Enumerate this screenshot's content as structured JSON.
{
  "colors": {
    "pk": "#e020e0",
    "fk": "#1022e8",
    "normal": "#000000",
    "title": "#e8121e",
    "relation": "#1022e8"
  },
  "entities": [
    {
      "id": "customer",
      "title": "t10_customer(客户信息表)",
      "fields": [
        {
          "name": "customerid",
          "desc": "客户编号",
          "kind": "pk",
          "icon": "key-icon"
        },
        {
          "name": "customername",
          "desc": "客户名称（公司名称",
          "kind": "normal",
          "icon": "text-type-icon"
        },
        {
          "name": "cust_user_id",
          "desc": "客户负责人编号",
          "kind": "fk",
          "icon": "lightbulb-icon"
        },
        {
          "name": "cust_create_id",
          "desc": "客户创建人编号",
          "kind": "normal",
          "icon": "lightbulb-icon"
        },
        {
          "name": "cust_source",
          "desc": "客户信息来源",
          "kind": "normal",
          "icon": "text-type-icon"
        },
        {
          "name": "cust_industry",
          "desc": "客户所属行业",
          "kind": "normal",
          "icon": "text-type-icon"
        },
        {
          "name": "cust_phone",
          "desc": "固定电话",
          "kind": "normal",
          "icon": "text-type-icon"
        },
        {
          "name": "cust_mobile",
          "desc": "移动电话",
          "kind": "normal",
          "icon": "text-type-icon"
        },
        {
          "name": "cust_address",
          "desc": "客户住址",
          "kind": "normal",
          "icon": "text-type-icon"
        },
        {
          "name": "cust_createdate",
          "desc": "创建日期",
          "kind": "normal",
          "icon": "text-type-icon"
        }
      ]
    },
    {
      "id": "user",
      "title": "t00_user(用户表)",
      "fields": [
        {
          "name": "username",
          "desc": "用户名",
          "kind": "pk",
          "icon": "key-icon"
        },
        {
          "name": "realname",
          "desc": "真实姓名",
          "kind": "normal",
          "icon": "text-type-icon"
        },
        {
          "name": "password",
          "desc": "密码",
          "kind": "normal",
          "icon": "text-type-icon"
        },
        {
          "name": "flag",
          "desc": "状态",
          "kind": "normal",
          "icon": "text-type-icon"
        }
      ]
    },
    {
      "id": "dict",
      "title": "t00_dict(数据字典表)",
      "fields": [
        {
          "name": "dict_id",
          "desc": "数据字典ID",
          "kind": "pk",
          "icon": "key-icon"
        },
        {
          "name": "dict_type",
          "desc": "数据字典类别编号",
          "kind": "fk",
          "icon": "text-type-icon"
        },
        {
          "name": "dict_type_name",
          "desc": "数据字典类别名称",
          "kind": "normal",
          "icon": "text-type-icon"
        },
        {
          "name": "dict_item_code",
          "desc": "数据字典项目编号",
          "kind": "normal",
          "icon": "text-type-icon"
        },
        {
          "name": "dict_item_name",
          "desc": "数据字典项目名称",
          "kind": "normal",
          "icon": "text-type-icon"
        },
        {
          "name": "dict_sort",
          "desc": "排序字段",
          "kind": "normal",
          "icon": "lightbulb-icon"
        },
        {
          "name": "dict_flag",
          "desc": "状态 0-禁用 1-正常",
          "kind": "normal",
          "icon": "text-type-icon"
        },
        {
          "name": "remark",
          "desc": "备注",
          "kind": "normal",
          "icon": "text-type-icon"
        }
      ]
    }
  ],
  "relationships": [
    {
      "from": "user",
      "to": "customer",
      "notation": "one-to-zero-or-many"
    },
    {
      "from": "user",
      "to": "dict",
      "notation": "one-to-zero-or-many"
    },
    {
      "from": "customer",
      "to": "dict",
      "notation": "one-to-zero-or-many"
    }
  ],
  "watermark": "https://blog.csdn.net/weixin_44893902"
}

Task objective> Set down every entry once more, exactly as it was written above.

Written response>
Enumerate this screenshot's content as structured JSON.
{
  "colors": {
    "pk": "#e020e0",
    "fk": "#1022e8",
    "normal": "#000000",
    "title": "#e8121e",
    "relation": "#1022e8"
  },
  "entities": [
    {
      "id": "customer",
      "title": "t10_customer(客户信息表)",
      "fields": [
        {
          "name": "customerid",
          "desc": "客户编号",
          "kind": "pk",
          "icon": "key-icon"
        },
        {
          "name": "customername",
          "desc": "客户名称（公司名称",
          "kind": "normal",
          "icon": "text-type-icon"
        },
        {
          "name": "cust_user_id",
          "desc": "客户负责人编号",
          "kind": "fk",
          "icon": "lightbulb-icon"
        },
        {
          "name": "cust_create_id",
          "desc": "客户创建人编号",
          "kind": "normal",
          "icon": "lightbulb-icon"
        },
        {
          "name": "cust_source",
          "desc": "客户信息来源",
          "kind": "normal",
          "icon": "text-type-icon"
        },
        {
          "name": "cust_industry",
          "desc": "客户所属行业",
          "kind": "normal",
          "icon": "text-type-icon"
        },
        {
          "name": "cust_phone",
          "desc": "固定电话",
          "kind": "normal",
          "icon": "text-type-icon"
        },
        {
          "name": "cust_mobile",
          "desc": "移动电话",
          "kind": "normal",
          "icon": "text-type-icon"
        },
        {
          "name": "cust_address",
          "desc": "客户住址",
          "kind": "normal",
          "icon": "text-type-icon"
        },
        {
          "name": "cust_createdate",
          "desc": "创建日期",
          "kind": "normal",
          "icon": "text-type-icon"
        }
      ]
    },
    {
      "id": "user",
      "title": "t00_user(用户表)",
      "fields": [
        {
          "name": "username",
          "desc": "用户名",
          "kind": "pk",
          "icon": "key-icon"
        },
        {
          "name": "realname",
          "desc": "真实姓名",
          "kind": "normal",
          "icon": "text-type-icon"
        },
        {
          "name": "password",
          "desc": "密码",
          "kind": "normal",
          "icon": "text-type-icon"
        },
        {
          "name": "flag",
          "desc": "状态",
          "kind": "normal",
          "icon": "text-type-icon"
        }
      ]
    },
    {
      "id": "dict",
      "title": "t00_dict(数据字典表)",
      "fields": [
        {
          "name": "dict_id",
          "desc": "数据字典ID",
          "kind": "pk",
          "icon": "key-icon"
        },
        {
          "name": "dict_type",
          "desc": "数据字典类别编号",
          "kind": "fk",
          "icon": "text-type-icon"
        },
        {
          "name": "dict_type_name",
          "desc": "数据字典类别名称",
          "kind": "normal",
          "icon": "text-type-icon"
        },
        {
          "name": "dict_item_code",
          "desc": "数据字典项目编号",
          "kind": "normal",
          "icon": "text-type-icon"
        },
        {
          "name": "dict_item_name",
          "desc": "数据字典项目名称",
          "kind": "normal",
          "icon": "text-type-icon"
        },
        {
          "name": "dict_sort",
          "desc": "排序字段",
          "kind": "normal",
          "icon": "lightbulb-icon"
        },
        {
          "name": "dict_flag",
          "desc": "状态 0-禁用 1-正常",
          "kind": "normal",
          "icon": "text-type-icon"
        },
        {
          "name": "remark",
          "desc": "备注",
          "kind": "normal",
          "icon": "text-type-icon"
        }
      ]
    }
  ],
  "relationships": [
    {
      "from": "user",
      "to": "customer",
      "notation": "one-to-zero-or-many"
    },
    {
      "from": "user",
      "to": "dict",
      "notation": "one-to-zero-or-many"
    },
    {
      "from": "customer",
      "to": "dict",
      "notation": "one-to-zero-or-many"
    }
  ],
  "watermark": "https://blog.csdn.net/weixin_44893902"
}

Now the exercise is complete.